■ **WHAT TO DO**:
Return every line from the records below in which the word "suffix" is found.

---------- INPUT DATA

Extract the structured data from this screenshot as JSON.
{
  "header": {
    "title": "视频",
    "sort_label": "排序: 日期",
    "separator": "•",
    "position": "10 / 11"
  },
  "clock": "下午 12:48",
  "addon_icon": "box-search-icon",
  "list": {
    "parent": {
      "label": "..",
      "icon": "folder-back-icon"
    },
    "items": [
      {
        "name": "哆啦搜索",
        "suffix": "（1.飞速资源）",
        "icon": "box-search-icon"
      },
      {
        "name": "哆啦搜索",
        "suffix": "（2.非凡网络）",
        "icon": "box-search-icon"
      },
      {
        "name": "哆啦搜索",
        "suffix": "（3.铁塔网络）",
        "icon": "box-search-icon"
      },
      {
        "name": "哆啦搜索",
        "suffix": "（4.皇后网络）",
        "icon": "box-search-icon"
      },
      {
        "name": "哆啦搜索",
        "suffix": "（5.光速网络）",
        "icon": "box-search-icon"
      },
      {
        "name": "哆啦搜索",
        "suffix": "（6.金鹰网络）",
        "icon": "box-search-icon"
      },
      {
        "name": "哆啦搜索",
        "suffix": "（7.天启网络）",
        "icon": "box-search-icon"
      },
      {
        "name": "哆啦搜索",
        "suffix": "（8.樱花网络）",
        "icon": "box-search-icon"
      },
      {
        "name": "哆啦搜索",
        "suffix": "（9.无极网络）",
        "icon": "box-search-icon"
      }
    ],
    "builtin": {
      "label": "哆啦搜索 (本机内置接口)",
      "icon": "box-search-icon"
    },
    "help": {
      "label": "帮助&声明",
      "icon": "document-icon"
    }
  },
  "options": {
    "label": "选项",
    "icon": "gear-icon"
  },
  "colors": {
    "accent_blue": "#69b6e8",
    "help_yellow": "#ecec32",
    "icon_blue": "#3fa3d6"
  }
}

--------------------

■ **EXPECTED ANSWER**:
        "suffix": "（1.飞速资源）",
        "suffix": "（2.非凡网络）",
        "suffix": "（3.铁塔网络）",
        "suffix": "（4.皇后网络）",
        "suffix": "（5.光速网络）",
        "suffix": "（6.金鹰网络）",
        "suffix": "（7.天启网络）",
        "suffix": "（8.樱花网络）",
        "suffix": "（9.无极网络）",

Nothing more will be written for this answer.